'Don't Look Back' came out on August 2, 1978, viewed by Scholz as a hurried effort but picking up widespread success. It's been certified as multi-platinum, and its title track has become a classic rock staple. Acrimonious fighting with label Epic Records, which soon became a long, drawn-out legal fight, left the future of the band stalled. Their next work, 'Third Stage' , came out in September 23, 1986, quite a while after their sophomore work. Bad luck and ill-will seemed to trail the group, with floods and power failures halting many studio sessions.
Still, the album went to #1 on the Billboard 200, where it stayed for four weeks. In addition, 'Third Stage' was only the second album to ever be certified triple-platinum in its first month of release, in November of 1986. As stated before, the first was Lionel Richie's 'Dancing On The Ceiling', which did it one month earlier. Nonetheless, Boston seemed to have gotten stuck. On March 9th, 2007, Brad Delp (vocals) committed suicide at his home in Atkinson, New Hampshire. He was 55.

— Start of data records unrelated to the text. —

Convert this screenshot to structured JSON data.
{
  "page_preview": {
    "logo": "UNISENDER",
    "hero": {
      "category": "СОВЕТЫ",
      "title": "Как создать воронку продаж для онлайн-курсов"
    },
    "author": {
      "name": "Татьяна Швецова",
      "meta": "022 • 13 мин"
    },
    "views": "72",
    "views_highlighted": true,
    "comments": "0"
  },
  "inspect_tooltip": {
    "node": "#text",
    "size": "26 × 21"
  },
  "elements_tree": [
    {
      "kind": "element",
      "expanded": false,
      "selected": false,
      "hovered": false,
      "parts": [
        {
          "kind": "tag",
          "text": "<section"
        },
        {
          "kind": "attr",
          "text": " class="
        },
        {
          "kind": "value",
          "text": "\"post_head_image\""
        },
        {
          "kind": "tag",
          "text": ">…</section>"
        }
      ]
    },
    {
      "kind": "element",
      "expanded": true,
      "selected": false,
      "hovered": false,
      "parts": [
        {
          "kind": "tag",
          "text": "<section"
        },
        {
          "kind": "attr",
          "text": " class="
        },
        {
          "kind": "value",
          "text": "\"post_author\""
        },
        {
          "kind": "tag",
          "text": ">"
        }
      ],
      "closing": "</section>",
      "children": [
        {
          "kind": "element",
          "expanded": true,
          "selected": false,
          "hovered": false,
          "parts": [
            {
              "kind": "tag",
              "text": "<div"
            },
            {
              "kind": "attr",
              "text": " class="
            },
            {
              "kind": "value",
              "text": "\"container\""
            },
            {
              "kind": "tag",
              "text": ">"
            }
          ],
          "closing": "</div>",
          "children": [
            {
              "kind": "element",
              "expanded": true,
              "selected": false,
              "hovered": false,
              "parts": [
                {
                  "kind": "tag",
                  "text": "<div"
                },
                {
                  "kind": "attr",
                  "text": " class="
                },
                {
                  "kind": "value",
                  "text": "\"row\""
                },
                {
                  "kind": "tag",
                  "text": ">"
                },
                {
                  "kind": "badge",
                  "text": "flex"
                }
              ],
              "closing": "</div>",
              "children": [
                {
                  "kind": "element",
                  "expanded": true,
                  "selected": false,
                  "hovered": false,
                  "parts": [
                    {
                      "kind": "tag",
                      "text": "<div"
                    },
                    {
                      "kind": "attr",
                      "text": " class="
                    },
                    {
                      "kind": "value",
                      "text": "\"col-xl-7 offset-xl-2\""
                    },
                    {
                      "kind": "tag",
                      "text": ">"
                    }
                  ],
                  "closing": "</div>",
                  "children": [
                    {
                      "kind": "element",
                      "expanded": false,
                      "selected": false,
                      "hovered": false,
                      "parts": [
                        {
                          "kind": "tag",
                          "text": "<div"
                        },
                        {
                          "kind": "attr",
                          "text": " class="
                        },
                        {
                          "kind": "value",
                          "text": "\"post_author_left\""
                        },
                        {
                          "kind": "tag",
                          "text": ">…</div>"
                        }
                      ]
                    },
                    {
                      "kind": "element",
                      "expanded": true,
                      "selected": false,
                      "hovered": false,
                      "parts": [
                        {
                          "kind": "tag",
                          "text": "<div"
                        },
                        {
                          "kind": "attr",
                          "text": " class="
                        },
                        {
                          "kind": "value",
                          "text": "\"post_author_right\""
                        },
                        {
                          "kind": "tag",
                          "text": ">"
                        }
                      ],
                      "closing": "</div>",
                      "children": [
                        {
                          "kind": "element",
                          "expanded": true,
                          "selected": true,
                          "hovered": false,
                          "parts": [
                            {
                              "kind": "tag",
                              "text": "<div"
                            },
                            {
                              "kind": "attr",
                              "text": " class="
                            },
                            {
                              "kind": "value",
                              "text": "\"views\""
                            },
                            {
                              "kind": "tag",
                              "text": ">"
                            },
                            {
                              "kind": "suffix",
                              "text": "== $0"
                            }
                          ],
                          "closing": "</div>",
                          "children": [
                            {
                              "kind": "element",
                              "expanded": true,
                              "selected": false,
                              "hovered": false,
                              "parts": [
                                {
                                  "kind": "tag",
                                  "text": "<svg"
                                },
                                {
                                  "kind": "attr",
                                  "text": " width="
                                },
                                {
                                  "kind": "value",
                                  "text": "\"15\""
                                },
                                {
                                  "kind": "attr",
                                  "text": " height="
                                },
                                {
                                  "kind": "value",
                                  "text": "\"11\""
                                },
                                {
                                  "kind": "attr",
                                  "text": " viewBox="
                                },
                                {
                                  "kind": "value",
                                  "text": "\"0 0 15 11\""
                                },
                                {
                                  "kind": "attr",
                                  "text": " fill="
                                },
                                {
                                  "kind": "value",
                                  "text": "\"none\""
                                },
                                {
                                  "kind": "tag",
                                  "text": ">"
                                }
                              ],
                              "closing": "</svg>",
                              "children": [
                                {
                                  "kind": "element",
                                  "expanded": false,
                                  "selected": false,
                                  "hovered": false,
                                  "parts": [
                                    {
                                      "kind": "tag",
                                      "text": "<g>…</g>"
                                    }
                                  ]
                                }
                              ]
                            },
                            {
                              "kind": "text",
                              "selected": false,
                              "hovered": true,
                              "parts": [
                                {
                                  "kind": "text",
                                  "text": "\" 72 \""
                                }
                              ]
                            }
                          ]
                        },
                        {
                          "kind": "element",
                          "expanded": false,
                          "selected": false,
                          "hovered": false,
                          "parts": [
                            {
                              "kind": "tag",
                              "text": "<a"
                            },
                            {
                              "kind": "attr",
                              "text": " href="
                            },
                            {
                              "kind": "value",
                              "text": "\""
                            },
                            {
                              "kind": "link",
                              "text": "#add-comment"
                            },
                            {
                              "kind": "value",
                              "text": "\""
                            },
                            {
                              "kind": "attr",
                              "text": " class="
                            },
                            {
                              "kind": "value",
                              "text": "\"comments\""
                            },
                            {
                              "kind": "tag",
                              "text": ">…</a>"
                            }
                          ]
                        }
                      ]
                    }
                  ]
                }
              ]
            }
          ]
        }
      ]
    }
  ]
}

Delp sang all the lead and harmony vocals on Boston's first three albums. Though well known for his "golden" voice with soaring vocals and range, Delp was also a multi-instrumentalist, playing guitar, harmonica and keyboards. Additionally he wrote or co-wrote several songs for Boston and many other artists. He has since been replaced with a singer from Asia who Tom Scholz's wife heard singing Boston songs and couldn't believe it wasn't actually Brad singing. More than 10 years in the making, Boston will be coming out with a new studio album, "Life, Love & Hope" on December 3, 2013.
Founding member, Tom Scholz states, "These are songs from the heart, each of them taking many months of effort to write, arrange, perform and record, always up to the demands of Boston's harshest critic, me. They have all been meticulously recorded to analogue tape on the same machines and equipment used for Boston's hits for the past 35 years." The album will include lead vocals from Brad Delp, Tommy DeCarlo, Kimberley Dahme, David Victor, and Tom Scholz, and features tracks with the classic Boston sound, as well as the latest in the evolution of Scholz' musical artistry. "I intentionally stayed close to the early BOSTON style on some of the songs, even using the same amps and instruments; on others I let my imagination run wild," says Tom. Boston's web site is at www.bandboston.com Read more on Last.fm.
User-contributed text is available under the Creative Commons By-SA License; additional terms may apply..
show me more